Is working from a virtual office more effective than working from a traditional office? That’s the subject of a Bruce Kennedy article in AOL’s Daily Finance.

Kennedy points to a couple of surveys in his article, including one from WorldatWork that cites the rise of the number of Americans who work either from their homes or remotely at least one day a week. The number rose 74 percent between 2005 and 2008.

Sometime tells me that number would be even higher if the study ran through the end of 2010, where more folks were starting businesses out of their home and more companies were exploring alternative workplace strategies.

Kennedy also noted a study from the Rensselaer Polytechnic Institute. That 2008 study reveals that traditional office workers feel they have “decreased flexibility and a higher workload, and the ensuing greater frustration that comes with coordinating in an environment with more extensive co-worker telework.”
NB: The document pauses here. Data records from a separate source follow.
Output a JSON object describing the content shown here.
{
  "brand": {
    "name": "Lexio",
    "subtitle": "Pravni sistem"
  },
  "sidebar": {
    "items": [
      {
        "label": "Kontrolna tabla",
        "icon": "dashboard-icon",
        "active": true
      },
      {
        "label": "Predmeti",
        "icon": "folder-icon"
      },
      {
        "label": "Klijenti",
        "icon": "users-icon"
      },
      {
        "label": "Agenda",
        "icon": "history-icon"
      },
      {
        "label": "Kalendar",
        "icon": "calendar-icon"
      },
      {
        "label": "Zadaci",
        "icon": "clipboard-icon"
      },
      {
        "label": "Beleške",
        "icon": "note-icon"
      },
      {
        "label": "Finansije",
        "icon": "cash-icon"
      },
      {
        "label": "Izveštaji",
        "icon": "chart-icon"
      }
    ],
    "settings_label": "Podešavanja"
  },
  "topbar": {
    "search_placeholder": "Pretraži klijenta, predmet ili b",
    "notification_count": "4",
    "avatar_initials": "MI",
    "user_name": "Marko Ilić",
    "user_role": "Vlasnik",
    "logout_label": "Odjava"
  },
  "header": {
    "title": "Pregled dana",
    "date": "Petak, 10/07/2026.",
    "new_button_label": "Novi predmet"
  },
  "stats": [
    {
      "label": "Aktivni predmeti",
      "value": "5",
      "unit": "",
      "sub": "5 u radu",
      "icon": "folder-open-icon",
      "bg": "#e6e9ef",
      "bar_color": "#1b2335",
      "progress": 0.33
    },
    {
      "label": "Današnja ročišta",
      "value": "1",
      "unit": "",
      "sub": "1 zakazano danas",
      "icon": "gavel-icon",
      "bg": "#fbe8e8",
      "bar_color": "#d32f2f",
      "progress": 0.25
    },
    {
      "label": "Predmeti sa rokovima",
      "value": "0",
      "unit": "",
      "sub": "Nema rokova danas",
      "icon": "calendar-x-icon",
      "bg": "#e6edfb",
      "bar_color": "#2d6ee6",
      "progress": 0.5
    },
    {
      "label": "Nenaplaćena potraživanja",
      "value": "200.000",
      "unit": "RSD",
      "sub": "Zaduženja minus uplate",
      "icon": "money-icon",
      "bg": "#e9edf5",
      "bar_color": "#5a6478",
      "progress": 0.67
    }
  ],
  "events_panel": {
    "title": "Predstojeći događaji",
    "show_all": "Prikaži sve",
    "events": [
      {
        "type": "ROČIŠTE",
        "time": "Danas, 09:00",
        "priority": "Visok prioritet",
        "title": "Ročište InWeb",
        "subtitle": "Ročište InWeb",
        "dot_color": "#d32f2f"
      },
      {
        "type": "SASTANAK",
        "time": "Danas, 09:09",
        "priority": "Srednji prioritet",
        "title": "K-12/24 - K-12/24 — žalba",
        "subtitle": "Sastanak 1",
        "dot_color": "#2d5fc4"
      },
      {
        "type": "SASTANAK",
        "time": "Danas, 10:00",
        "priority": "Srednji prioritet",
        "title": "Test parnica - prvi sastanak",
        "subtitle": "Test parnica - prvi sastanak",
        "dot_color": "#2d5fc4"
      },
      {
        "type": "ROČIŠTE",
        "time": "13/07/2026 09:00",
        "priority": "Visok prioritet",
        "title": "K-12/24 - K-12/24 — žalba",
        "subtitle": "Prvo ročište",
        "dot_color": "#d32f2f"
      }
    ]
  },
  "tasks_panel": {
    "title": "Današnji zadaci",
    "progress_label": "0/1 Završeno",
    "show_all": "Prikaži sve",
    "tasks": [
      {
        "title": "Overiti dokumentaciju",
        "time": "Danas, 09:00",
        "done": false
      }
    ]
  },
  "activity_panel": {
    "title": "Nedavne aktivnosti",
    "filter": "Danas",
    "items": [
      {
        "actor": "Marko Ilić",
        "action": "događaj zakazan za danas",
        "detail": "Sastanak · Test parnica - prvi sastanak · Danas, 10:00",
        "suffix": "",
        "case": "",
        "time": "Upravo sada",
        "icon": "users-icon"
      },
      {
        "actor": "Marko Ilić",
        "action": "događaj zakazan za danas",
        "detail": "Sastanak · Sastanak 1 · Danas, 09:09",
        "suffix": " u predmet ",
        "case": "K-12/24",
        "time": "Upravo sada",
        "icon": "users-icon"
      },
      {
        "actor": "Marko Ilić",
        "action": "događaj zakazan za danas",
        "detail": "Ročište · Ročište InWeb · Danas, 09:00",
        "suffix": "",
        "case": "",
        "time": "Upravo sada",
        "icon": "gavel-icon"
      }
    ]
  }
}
As you all know, I work from a virtual office. I do value face-to-face meetings when they deal with planning and strategy, but I am living proof that it’s not really necessary. From my Ft. Lauderdale virtual office I can talk to clients in Salt Lake City, Manhattan, Los Angeles, Hong Kong, or right down the street in Miami.

From my virtual office, I escape the Miami traffic with all the road raged drivers. I can better balance my family life and, perhaps more importantly for my clients, I can get more done in less time because I’m not distracted by ringing phones from the cubicle right next door.

It works for me. Does it work for you?